§ THE PROBLEM:
Copy each record below exactly, please, and leave its pictures out.

§ DATA FOR THIS EXERCISE:
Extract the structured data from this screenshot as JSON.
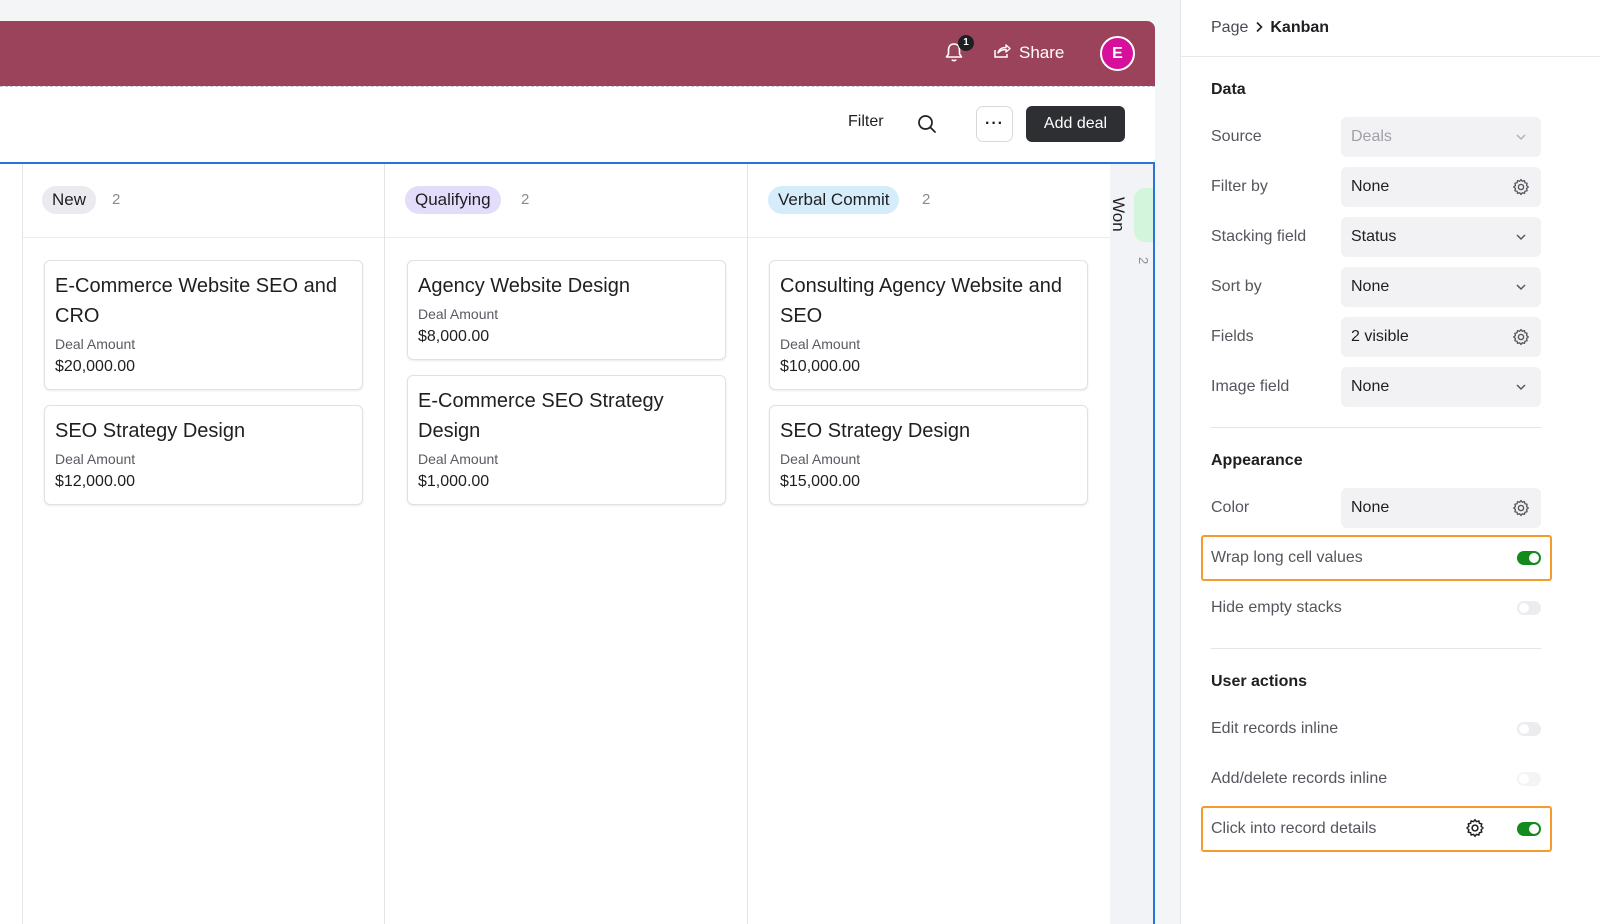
{
  "header": {
    "notification_count": "1",
    "share_label": "Share",
    "avatar_initial": "E",
    "brand_color": "#9b435a"
  },
  "toolbar": {
    "filter_label": "Filter",
    "more_label": "···",
    "add_label": "Add deal"
  },
  "board": {
    "columns": [
      {
        "name": "New",
        "count": "2",
        "pill_color": "#ebebef",
        "cards": [
          {
            "title": "E-Commerce Website SEO and CRO",
            "label": "Deal Amount",
            "value": "$20,000.00"
          },
          {
            "title": "SEO Strategy Design",
            "label": "Deal Amount",
            "value": "$12,000.00"
          }
        ]
      },
      {
        "name": "Qualifying",
        "count": "2",
        "pill_color": "#e4dcfb",
        "cards": [
          {
            "title": "Agency Website Design",
            "label": "Deal Amount",
            "value": "$8,000.00"
          },
          {
            "title": "E-Commerce SEO Strategy Design",
            "label": "Deal Amount",
            "value": "$1,000.00"
          }
        ]
      },
      {
        "name": "Verbal Commit",
        "count": "2",
        "pill_color": "#d5ecfb",
        "cards": [
          {
            "title": "Consulting Agency Website and SEO",
            "label": "Deal Amount",
            "value": "$10,000.00"
          },
          {
            "title": "SEO Strategy Design",
            "label": "Deal Amount",
            "value": "$15,000.00"
          }
        ]
      }
    ],
    "partial_column": {
      "name": "Won",
      "count": "2",
      "pill_color": "#d3f5dc"
    }
  },
  "panel": {
    "breadcrumb": {
      "page": "Page",
      "current": "Kanban"
    },
    "data_section": {
      "title": "Data",
      "source": {
        "label": "Source",
        "value": "Deals"
      },
      "filter_by": {
        "label": "Filter by",
        "value": "None"
      },
      "stacking_field": {
        "label": "Stacking field",
        "value": "Status"
      },
      "sort_by": {
        "label": "Sort by",
        "value": "None"
      },
      "fields": {
        "label": "Fields",
        "value": "2 visible"
      },
      "image_field": {
        "label": "Image field",
        "value": "None"
      }
    },
    "appearance_section": {
      "title": "Appearance",
      "color": {
        "label": "Color",
        "value": "None"
      },
      "wrap_long_cell_values": {
        "label": "Wrap long cell values",
        "enabled": true
      },
      "hide_empty_stacks": {
        "label": "Hide empty stacks",
        "enabled": false
      }
    },
    "user_actions_section": {
      "title": "User actions",
      "edit_records_inline": {
        "label": "Edit records inline",
        "enabled": false
      },
      "add_delete_records_inline": {
        "label": "Add/delete records inline",
        "enabled": false
      },
      "click_into_record_details": {
        "label": "Click into record details",
        "enabled": true
      }
    },
    "highlight_color": "#f59a2b",
    "toggle_on_color": "#138a1e"
  }
}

§ OUTPUT OF THE EXERCISE:
Extract the structured data from this screenshot as JSON.
{
  "header": {
    "notification_count": "1",
    "share_label": "Share",
    "avatar_initial": "E",
    "brand_color": "#9b435a"
  },
  "toolbar": {
    "filter_label": "Filter",
    "more_label": "···",
    "add_label": "Add deal"
  },
  "board": {
    "columns": [
      {
        "name": "New",
        "count": "2",
        "pill_color": "#ebebef",
        "cards": [
          {
            "title": "E-Commerce Website SEO and CRO",
            "label": "Deal Amount",
            "value": "$20,000.00"
          },
          {
            "title": "SEO Strategy Design",
            "label": "Deal Amount",
            "value": "$12,000.00"
          }
        ]
      },
      {
        "name": "Qualifying",
        "count": "2",
        "pill_color": "#e4dcfb",
        "cards": [
          {
            "title": "Agency Website Design",
            "label": "Deal Amount",
            "value": "$8,000.00"
          },
          {
            "title": "E-Commerce SEO Strategy Design",
            "label": "Deal Amount",
            "value": "$1,000.00"
          }
        ]
      },
      {
        "name": "Verbal Commit",
        "count": "2",
        "pill_color": "#d5ecfb",
        "cards": [
          {
            "title": "Consulting Agency Website and SEO",
            "label": "Deal Amount",
            "value": "$10,000.00"
          },
          {
            "title": "SEO Strategy Design",
            "label": "Deal Amount",
            "value": "$15,000.00"
          }
        ]
      }
    ],
    "partial_column": {
      "name": "Won",
      "count": "2",
      "pill_color": "#d3f5dc"
    }
  },
  "panel": {
    "breadcrumb": {
      "page": "Page",
      "current": "Kanban"
    },
    "data_section": {
      "title": "Data",
      "source": {
        "label": "Source",
        "value": "Deals"
      },
      "filter_by": {
        "label": "Filter by",
        "value": "None"
      },
      "stacking_field": {
        "label": "Stacking field",
        "value": "Status"
      },
      "sort_by": {
        "label": "Sort by",
        "value": "None"
      },
      "fields": {
        "label": "Fields",
        "value": "2 visible"
      },
      "image_field": {
        "label": "Image field",
        "value": "None"
      }
    },
    "appearance_section": {
      "title": "Appearance",
      "color": {
        "label": "Color",
        "value": "None"
      },
      "wrap_long_cell_values": {
        "label": "Wrap long cell values",
        "enabled": true
      },
      "hide_empty_stacks": {
        "label": "Hide empty stacks",
        "enabled": false
      }
    },
    "user_actions_section": {
      "title": "User actions",
      "edit_records_inline": {
        "label": "Edit records inline",
        "enabled": false
      },
      "add_delete_records_inline": {
        "label": "Add/delete records inline",
        "enabled": false
      },
      "click_into_record_details": {
        "label": "Click into record details",
        "enabled": true
      }
    },
    "highlight_color": "#f59a2b",
    "toggle_on_color": "#138a1e"
  }
}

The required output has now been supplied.